Recently, I was excited to see all the headlines that the AAP had lightened up on their screen-time guidelines. It used to be no screen time whatsoever for children under two. However, the new recommendations still feel vague and preserve the underlying tone that screens are inherently “bad” for children. Listen, I agree that a kid shouldn’t be propped alone in front of a TV for hours on end because variety, but let’s all take a moment to acknowledge that screwing up our kids is an inevitable part of raising them, so if the AAP is correct, just add TV to the list.

Enough with the sanctimonious anti-TV crusade. No more lying about how much TV your kid actually watches; no more feeling like you’re confessing to some heinous crime. All of our kids watch way more goddamn TV than any of us are willing to admit, so let’s all just come out of the shadows and talk about it openly! Being a person is hard. And, we’re all just doing the best we can. So, let’s plop our kids in front of the TV and have grown-up play dates where we drink too many bottles of wine because we deserve it. They won’t remember it, and hopefully, neither will we. Doesn’t that sound like fun?

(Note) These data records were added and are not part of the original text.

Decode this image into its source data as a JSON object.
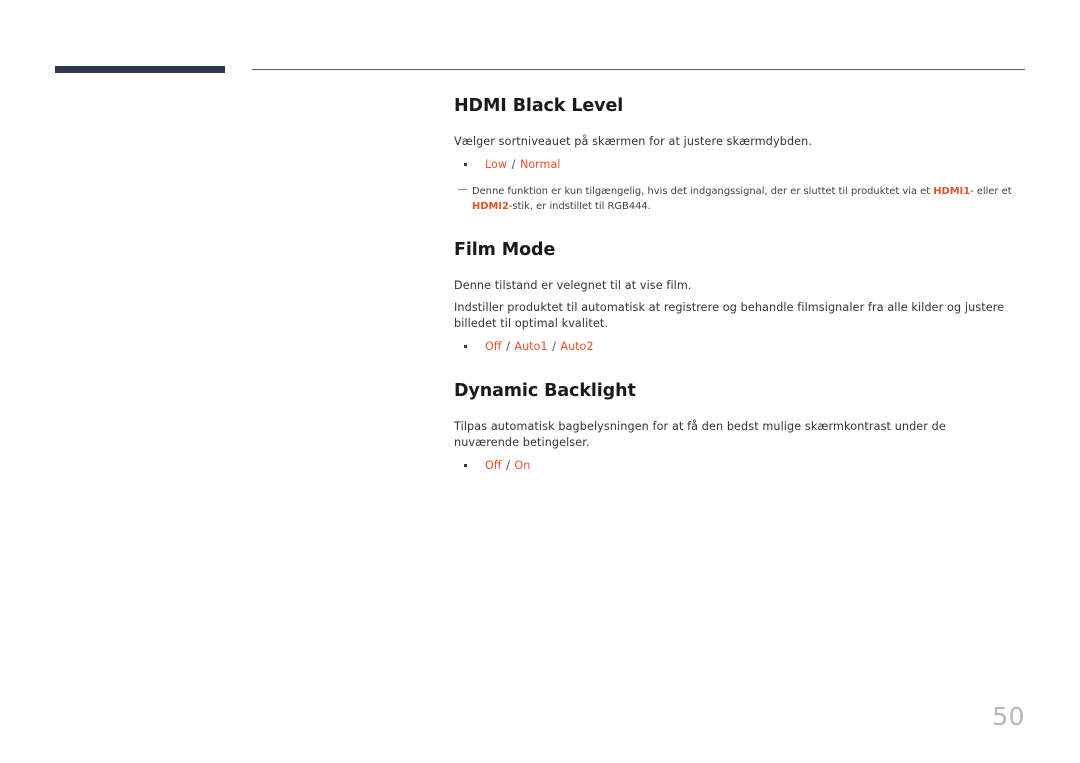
{
  "document": {
    "page_number": "50",
    "accent_color": "#e8522a",
    "header_bar_color": "#2e3652",
    "header_line_color": "#565b73"
  },
  "sections": [
    {
      "title": "HDMI Black Level",
      "paragraphs": [
        "Vælger sortniveauet på skærmen for at justere skærmdybden."
      ],
      "options": [
        {
          "value": "Low",
          "sep": "/"
        },
        {
          "value": "Normal",
          "sep": ""
        }
      ],
      "note": {
        "text_1": "Denne funktion er kun tilgængelig, hvis det indgangssignal, der er sluttet til produktet via et ",
        "hl_1": "HDMI1",
        "text_2": "- eller et ",
        "hl_2": "HDMI2",
        "text_3": "-stik, er indstillet til RGB444."
      }
    },
    {
      "title": "Film Mode",
      "paragraphs": [
        "Denne tilstand er velegnet til at vise film.",
        "Indstiller produktet til automatisk at registrere og behandle filmsignaler fra alle kilder og justere billedet til optimal kvalitet."
      ],
      "options": [
        {
          "value": "Off",
          "sep": "/"
        },
        {
          "value": "Auto1",
          "sep": "/"
        },
        {
          "value": "Auto2",
          "sep": ""
        }
      ],
      "note": null
    },
    {
      "title": "Dynamic Backlight",
      "paragraphs": [
        "Tilpas automatisk bagbelysningen for at få den bedst mulige skærmkontrast under de nuværende betingelser."
      ],
      "options": [
        {
          "value": "Off",
          "sep": "/"
        },
        {
          "value": "On",
          "sep": ""
        }
      ],
      "note": null
    }
  ]
}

We all watched too much TV growing up and (most of us) turned out fine. When we were kids, my parents literally rigged a bulky TV and VCR into the backseat of our minivan through the cigarette lighter. It’s a different time now. Parents are so involved in every aspect of our child’s growth and development. We’re all so determined to get it “right.”

When Iris was first diagnosed with hearing loss, I was crippled with anxiety that it was part of a larger medical syndrome. It was a terrifying time. Genetics testing, kidney ultrasound, EEG, MRI, ABR — all on a baby under 3 months old. In the midst of all of that chaos, our pediatrician gave me the best parenting advice I’ve ever received: “Iris is your best piece of data.”

For now, the “data” shows that Iris is a happy, smart, funny, outgoing, independent little person. Nothing is slowing her down.

So, can’t we just have this one thing? Can’t she watch her stories in peace while I peruse the Internet for a bunch of shit that doesn’t matter? It’s a win-win.

TV is fine. My kid is fine. And, so is yours.

An earlier version of this piece originally appeared on Medium and was republished here with full permission. 

Stephanie Wittels Wachs lives in Houston, Texas with her husband, Mike, and their spirited young toddler who is climbing on her head and poking out the inside of her eye at this very moment. Like most modern toddlers, she can already work an iPhone, and her parents feel deeply guilty about that. She currently directs and teaches theatre at The High School for Performing and Visual Arts In Houston, Texas and is a former anime voiceover actor. She is bad at Twitter and good at Netflix. You can find more of her writing here.